Items from an interface collection
>>>>

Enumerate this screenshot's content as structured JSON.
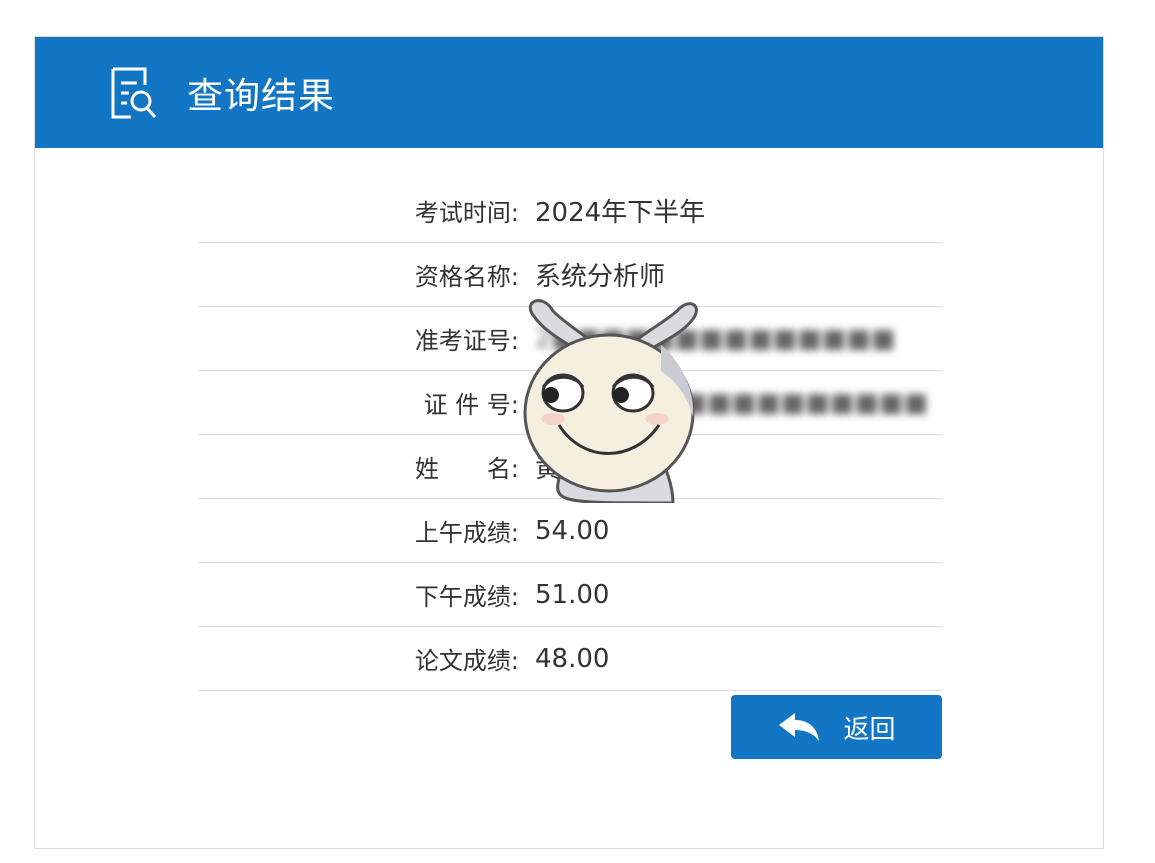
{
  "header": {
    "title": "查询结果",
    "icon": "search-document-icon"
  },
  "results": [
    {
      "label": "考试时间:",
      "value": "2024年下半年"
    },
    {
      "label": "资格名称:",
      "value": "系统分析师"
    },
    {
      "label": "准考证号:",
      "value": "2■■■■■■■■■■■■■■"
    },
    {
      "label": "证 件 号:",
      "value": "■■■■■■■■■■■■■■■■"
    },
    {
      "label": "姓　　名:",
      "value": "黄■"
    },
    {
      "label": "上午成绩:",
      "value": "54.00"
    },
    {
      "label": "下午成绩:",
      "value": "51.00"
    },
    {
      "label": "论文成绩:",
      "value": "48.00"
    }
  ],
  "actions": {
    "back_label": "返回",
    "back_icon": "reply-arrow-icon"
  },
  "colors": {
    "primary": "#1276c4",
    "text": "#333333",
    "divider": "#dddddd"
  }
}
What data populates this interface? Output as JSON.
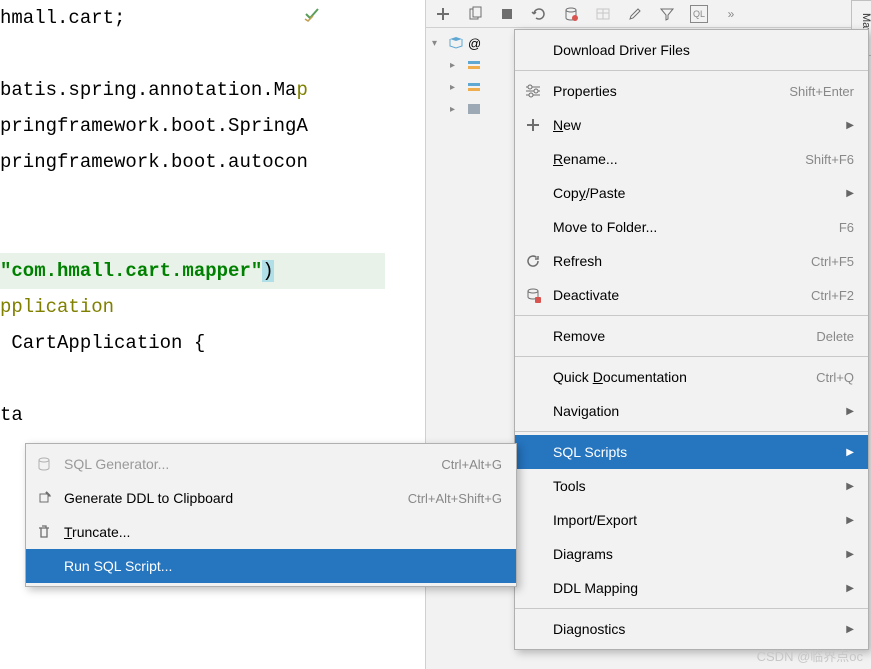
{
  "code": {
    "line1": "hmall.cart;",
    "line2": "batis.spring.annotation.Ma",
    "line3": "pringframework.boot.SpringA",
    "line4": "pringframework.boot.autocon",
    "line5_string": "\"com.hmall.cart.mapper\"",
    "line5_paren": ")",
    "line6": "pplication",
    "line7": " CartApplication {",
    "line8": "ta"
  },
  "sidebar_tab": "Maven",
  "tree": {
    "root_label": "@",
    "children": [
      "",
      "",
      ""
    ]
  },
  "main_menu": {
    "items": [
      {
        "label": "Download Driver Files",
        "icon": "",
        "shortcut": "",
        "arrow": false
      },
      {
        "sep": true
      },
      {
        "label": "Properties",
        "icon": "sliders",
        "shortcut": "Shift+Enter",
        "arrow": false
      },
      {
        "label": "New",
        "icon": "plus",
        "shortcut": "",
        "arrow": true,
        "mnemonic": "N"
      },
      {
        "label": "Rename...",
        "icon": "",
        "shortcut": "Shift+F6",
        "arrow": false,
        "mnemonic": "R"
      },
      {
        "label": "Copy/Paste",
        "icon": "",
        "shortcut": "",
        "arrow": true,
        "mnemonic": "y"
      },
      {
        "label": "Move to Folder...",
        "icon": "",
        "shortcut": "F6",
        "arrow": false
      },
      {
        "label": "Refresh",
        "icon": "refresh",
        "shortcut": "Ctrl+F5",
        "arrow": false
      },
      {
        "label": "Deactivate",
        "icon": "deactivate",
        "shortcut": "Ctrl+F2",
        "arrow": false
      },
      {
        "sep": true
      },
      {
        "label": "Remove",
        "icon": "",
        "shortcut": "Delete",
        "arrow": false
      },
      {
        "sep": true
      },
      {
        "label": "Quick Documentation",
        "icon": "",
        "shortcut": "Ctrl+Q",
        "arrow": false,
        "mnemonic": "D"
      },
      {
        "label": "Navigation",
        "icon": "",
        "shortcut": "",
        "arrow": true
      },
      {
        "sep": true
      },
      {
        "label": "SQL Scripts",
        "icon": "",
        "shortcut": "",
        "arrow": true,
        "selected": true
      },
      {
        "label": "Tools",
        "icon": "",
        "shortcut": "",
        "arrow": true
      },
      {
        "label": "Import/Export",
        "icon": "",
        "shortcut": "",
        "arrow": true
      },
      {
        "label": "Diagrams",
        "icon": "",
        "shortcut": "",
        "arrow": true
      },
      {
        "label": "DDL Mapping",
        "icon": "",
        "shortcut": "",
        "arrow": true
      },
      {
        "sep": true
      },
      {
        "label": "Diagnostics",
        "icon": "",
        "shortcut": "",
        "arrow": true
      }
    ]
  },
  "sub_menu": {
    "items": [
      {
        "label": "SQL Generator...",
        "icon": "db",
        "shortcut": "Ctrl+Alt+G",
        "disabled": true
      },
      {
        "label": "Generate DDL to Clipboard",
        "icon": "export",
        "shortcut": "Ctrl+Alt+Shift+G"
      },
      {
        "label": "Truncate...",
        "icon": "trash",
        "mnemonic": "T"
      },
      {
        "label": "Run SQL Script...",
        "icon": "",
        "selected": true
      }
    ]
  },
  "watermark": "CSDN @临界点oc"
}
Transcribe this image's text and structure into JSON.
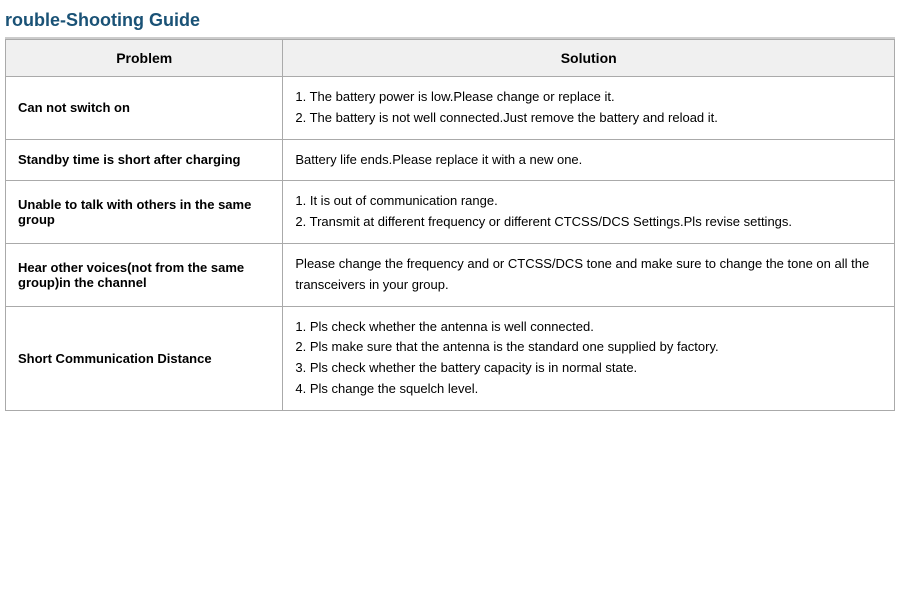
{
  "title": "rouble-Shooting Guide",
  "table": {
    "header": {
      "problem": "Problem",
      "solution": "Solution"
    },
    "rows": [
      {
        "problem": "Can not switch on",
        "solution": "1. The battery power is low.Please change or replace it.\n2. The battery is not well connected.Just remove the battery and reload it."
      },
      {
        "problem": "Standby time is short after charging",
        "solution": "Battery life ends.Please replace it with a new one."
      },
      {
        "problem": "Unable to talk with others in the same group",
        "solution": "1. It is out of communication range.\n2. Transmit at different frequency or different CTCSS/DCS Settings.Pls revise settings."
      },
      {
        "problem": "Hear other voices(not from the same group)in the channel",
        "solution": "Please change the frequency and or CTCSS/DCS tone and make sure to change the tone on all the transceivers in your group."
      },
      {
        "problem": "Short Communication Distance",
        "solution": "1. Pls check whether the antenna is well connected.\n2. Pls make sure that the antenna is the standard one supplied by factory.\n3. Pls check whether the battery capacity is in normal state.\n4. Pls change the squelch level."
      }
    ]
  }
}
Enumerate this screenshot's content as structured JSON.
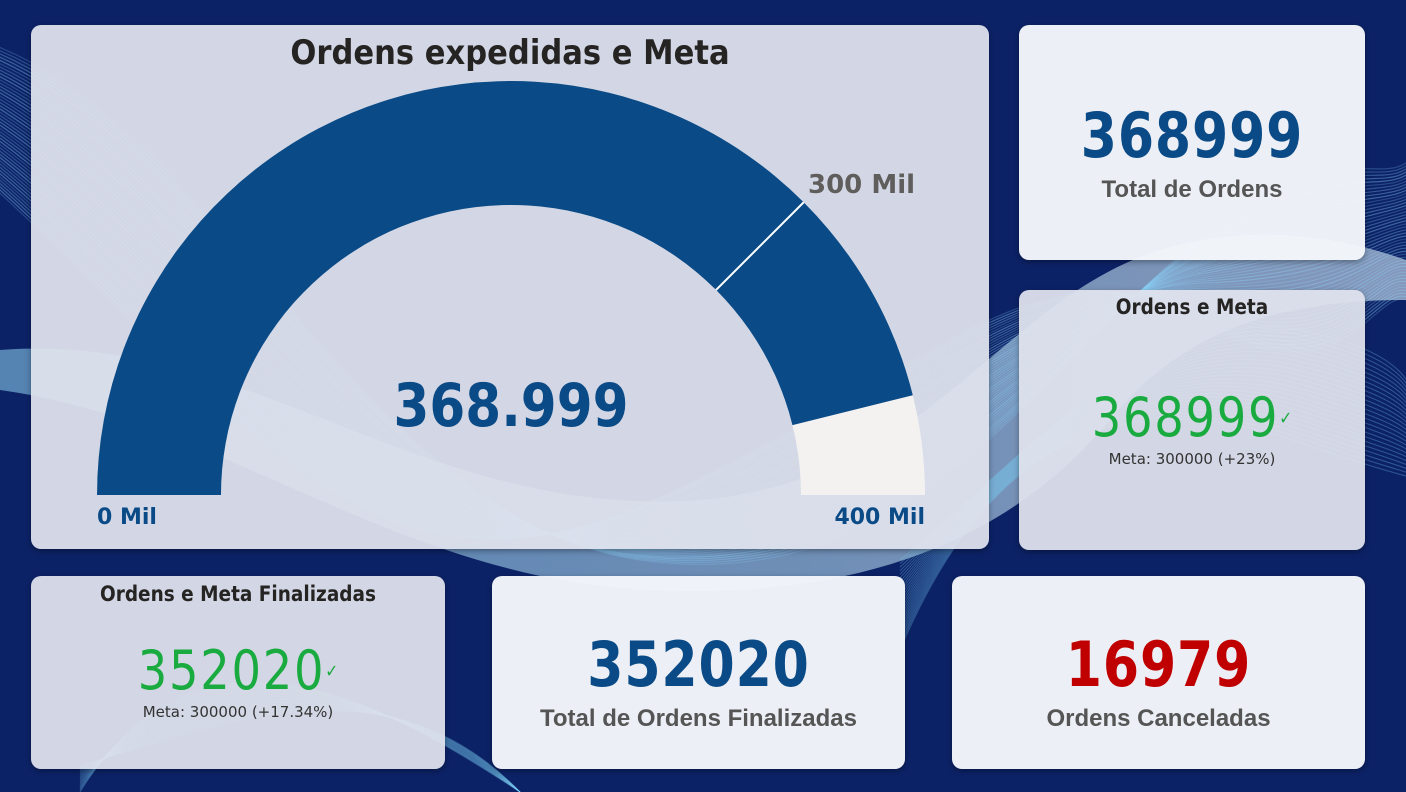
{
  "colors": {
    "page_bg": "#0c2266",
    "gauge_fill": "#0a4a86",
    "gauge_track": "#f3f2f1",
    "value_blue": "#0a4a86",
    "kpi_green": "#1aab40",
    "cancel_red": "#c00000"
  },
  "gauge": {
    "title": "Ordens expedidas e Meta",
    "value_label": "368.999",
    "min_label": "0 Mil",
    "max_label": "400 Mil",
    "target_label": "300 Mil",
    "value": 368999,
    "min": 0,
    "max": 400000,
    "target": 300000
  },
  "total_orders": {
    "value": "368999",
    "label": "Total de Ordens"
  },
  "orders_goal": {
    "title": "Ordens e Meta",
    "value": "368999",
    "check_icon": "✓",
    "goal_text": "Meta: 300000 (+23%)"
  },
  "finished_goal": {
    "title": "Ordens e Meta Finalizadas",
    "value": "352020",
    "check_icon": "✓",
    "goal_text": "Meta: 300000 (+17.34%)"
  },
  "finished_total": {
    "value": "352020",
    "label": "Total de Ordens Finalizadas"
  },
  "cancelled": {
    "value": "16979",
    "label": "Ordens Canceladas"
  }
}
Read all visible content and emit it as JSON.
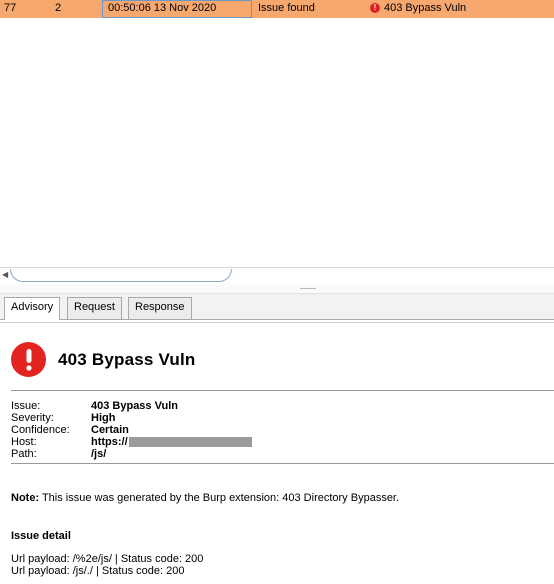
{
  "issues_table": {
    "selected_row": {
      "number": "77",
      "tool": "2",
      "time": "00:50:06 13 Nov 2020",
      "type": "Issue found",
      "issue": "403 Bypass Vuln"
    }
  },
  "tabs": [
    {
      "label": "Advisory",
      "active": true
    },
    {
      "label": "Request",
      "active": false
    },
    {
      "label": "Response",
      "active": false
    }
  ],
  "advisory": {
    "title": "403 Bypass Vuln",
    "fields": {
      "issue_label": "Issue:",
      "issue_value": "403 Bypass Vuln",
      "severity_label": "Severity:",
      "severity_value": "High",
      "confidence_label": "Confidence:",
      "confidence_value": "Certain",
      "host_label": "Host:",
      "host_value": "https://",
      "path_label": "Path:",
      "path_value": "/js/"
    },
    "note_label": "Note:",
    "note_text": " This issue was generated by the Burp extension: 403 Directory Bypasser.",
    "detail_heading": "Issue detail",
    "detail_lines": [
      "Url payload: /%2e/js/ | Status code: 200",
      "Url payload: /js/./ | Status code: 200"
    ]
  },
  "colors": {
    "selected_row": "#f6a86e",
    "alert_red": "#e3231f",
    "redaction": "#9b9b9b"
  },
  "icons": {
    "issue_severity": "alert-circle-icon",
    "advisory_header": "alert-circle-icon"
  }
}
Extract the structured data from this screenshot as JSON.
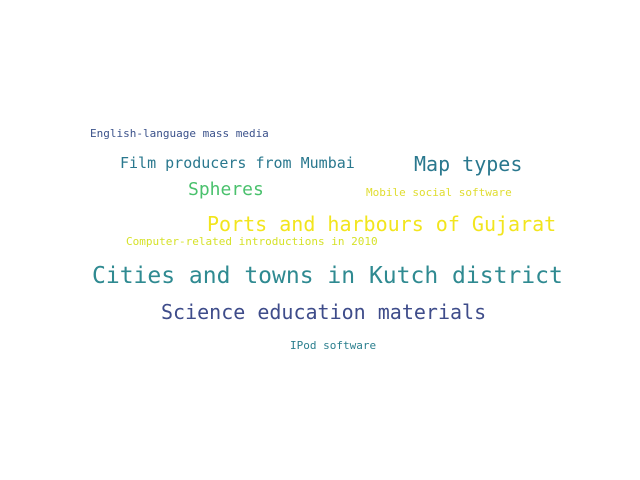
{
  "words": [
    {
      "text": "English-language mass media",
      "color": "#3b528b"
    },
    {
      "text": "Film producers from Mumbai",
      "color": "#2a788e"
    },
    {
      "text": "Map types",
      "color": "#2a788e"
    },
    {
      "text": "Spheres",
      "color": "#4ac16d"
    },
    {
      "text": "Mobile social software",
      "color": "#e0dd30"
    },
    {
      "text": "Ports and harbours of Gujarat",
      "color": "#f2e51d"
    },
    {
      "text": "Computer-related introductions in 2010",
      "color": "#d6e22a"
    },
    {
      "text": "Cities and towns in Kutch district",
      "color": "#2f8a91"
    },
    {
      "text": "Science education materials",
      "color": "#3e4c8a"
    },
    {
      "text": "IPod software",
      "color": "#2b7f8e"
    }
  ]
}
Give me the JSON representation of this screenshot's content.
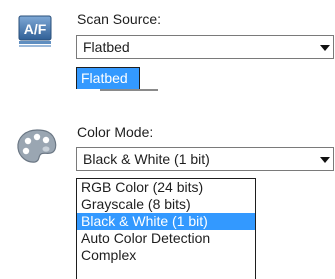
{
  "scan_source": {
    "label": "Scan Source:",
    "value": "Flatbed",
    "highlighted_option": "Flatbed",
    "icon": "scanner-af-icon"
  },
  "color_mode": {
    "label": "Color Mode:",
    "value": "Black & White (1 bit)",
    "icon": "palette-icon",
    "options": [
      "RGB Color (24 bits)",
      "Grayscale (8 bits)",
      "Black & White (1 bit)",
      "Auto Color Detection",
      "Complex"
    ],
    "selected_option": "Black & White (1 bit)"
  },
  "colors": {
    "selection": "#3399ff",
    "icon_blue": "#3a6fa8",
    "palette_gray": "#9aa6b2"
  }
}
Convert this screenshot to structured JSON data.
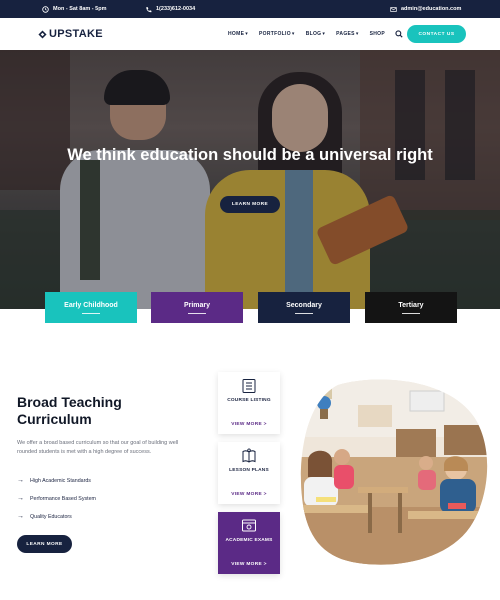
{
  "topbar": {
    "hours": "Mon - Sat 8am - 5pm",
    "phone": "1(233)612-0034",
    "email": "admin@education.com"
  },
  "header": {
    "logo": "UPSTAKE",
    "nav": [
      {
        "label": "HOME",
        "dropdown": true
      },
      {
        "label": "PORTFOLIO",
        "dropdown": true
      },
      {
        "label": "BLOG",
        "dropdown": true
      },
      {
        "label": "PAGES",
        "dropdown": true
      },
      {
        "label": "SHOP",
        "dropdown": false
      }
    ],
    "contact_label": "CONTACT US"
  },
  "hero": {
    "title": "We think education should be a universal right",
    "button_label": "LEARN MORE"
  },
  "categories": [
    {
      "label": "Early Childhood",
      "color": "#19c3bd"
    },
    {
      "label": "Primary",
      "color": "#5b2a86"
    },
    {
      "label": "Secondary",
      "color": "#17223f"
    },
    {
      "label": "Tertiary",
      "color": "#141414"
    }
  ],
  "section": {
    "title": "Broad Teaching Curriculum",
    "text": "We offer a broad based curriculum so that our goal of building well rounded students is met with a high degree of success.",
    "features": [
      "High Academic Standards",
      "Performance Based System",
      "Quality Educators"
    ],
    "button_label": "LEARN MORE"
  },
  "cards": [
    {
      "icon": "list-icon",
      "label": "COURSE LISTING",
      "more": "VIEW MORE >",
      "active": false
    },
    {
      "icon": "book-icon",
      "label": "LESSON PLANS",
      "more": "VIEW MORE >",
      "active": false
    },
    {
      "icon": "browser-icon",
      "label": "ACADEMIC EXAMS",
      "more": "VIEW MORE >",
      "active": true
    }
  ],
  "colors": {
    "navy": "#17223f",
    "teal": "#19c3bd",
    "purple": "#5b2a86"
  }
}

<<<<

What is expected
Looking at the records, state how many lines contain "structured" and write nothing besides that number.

Output for this exercise
4